Financial Aid Time Is Near – Will You Qualify?

Tuesday, December 15th, 2015

Every year families go through the tedious process of filling out financial aid forms in hopes of getting enough money to make college affordable for their student(s). If you do happen to qualify for aid, most of it will most likely be in the form of loans, which today have a high fixed interest rate.

However, even if the student is awarded some grant money, many families will struggle financially to pay the balance due to the college. This ‘balance due’ is usually determined by the Expected Family Contribution (EFC) of the family.

The EFC is computed by using family financial data submitted on the FAFSA financial aid application form. Private colleges may use their own Institutional EFC forms. The EFC is then subtracted from the Total Cost of Attendance (tuition, fees, room and board, books and supplies, personal expenses, cost of a computer, and transportation to and from college) to arrive at the student’s “need”, or eligibility for financial aid.

Example

Johnny wants to attend XYZ Private College. The cost is $40,000 per year. XYZ college offers Johnny $10,000 in grant money and $6,000 in student loans.

Question Is this an attractive financial aid offer?

Answer – Maybe.

Question – Can Johnny get a better deal from this college?

Answer – With professional help… probably.

Question Does this offer make college affordable to the family?

Answer Probably not.

You see, the real problem is Johnny’s family must still come up with $24,000 per year to pay the balance due the college. And even if Johnny’s aid package was negotiated by a professional to $13,000 in grant money and $3,000 in student loans, the family still owes the college the $24,000 balance.

What can this family do?

They could go into debt and take out parent (PLUS) loans at an 6.84% fixed interest rate (this could very easily lower the parent’s credit rating). They could take out some loans and pay the balance out of their income and assets. They could also take money out of their retirement to pay college expenses (this is absolutely the wrong thing to do).

As a last resort, Johnny could decide to forego his dream college and attend a public university.

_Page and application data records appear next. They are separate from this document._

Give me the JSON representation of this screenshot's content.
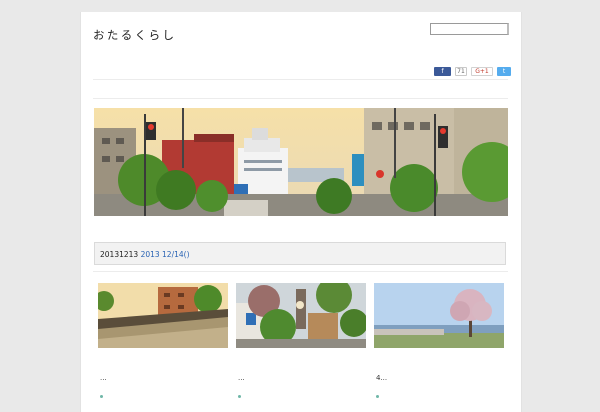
{
  "site": {
    "title": "おたるくらし"
  },
  "search": {
    "placeholder": ""
  },
  "social": {
    "facebook_label": "f",
    "facebook_count": "71",
    "googleplus_label": "G+1",
    "twitter_label": "t"
  },
  "archive": {
    "heading_text": "20131213 ",
    "heading_link": "2013 12/14()"
  },
  "posts": [
    {
      "caption": "..."
    },
    {
      "caption": "..."
    },
    {
      "caption": "4..."
    }
  ],
  "colors": {
    "accent_link": "#2a64b4",
    "facebook": "#3b5998",
    "twitter": "#55acee"
  }
}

However, with a cost of $20,000 and a family EFC of $24,000, Johnny would not receive any need-based aid. Consequently, the student and parents would have to decide how to split the $20,000 cost, which is still unaffordable to some families, especially if they have two or more children to educate.

Is there a solution for Johnny’s family?

Yes there is, but it can’t be found by pouring over voluminous college books in the library, or searching endlessly through Google for answers. Many families have tried to figure out how to pay for college all by themselves… and failed. And remember: even if you do get financial aid… it’s your out-of-pocket cost that you end up paying the college that comes back to haunt your bank account.

There are many financial strategies that can help you fund college expenses without raiding your retirement fund. Strategies such as:

  • EFC strategies – minimize your EFC and maximize your financial aid eligibility
  • Loan strategies – reduce your education debt so as not to jeopardize your current budget, your credit rating, or your retirement funding
  • Tax strategies – increase your potential tax savings that can be converted to funding college costs
  • Cash Flow strategies – find potential areas of cash flow improvement in your investments, health costs, insurance costs, mortgage costs, and current living expenses – all which can be used to help fund college costs
  • Investment strategies – uncover “hidden costs” that can be converted to real dollars used to help fund college costs

Have you seriously thought about how you plan to pay your tuition bill? If you don’t qualify for financial aid, will you need to go into considerable debt, or even raid your retirement fund, to cover college expenses? Do you really have the time to try to figure out all this for yourself?

Don’t wait until the last minute to find out if you qualify for financial aid. Waiting could cost you dearly. Give us a call ASAP! We can help, but time is definitely running out!

The author of this newsletter is Brock Jolly.

If you have any questions about the information contained in this newsletter, or any questions about college funding in general, please contact our office.